The guidelines were developed following significant programmatic experience and research evidence regarding HIV and infant feeding, accumulated since 2006.
Speaking at a meeting to share information on the new policy guidelines, Dr Dhlomo noted that formula fed infants, whose mothers were not on the Prevention of Mother to Child Transmission programme, had the highest risk of HIV transmission or death.
“Experience seems to [suggest] that mothers are making inappropriate choices often because of confusion … let’s support, protect and promote exclusive breastfeeding for the first six months of every baby’s life.” Dr Dhlomo said.
Professor Anna Coutsoudis, of the University of KwaZulu-Natal’s Department of Paediatrics and Child Health, said prevention of mother to child transmission comes at a cost of excess deaths in uninfected infants.
“We needed to consider how many HIV infections we prevented, as well as how many infants survive,” said Coutsoudis.
She said that breastfeeding transmission of HIV is overestimated by many, including healthcare workers. The latest data suggested that exclusive breastfeeding in the first six months of life increased transmission risk by 2 to 4 percent.

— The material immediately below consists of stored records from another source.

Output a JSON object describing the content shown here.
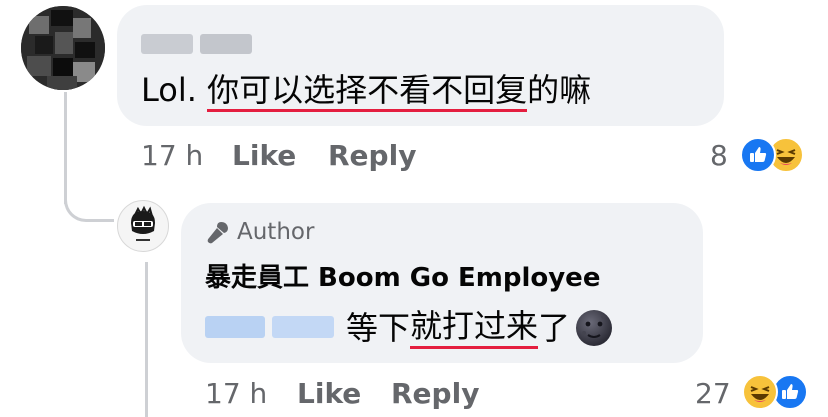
{
  "comment": {
    "text_prefix": "Lol. ",
    "text_underlined": "你可以选择不看不回复",
    "text_suffix": "的嘛",
    "time": "17 h",
    "like_label": "Like",
    "reply_label": "Reply",
    "reaction_count": "8",
    "reactions": [
      "like-icon",
      "haha-icon"
    ]
  },
  "reply": {
    "author_badge": "Author",
    "name": "暴走員工 Boom Go Employee",
    "text_plain": "等下",
    "text_underlined": "就打过来",
    "text_suffix": "了",
    "emoji": "new-moon-face-emoji",
    "time": "17 h",
    "like_label": "Like",
    "reply_label": "Reply",
    "reaction_count": "27",
    "reactions": [
      "haha-icon",
      "like-icon"
    ]
  },
  "colors": {
    "bubble": "#f0f2f5",
    "meta_text": "#65676b",
    "like_blue": "#1877f2",
    "underline_red": "#e41e3f",
    "haha_yellow": "#f7c23b"
  }
}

“Giving antiretroviral prophylaxis to mothers or infants significantly reduces this further,” said Coutsoudis, adding that there was no evidence of significant side effects following the use of ARV prophylaxis.
The department will roll out key infant feeding and related nutrition messages through multiple communication channels, including interpersonal communication, community mobilisation events and local mass media.
Major activities will include mobilising and training existing frontline health staff, NGO personnel and community members on infant feeding and related nutrition issues. - BuaNews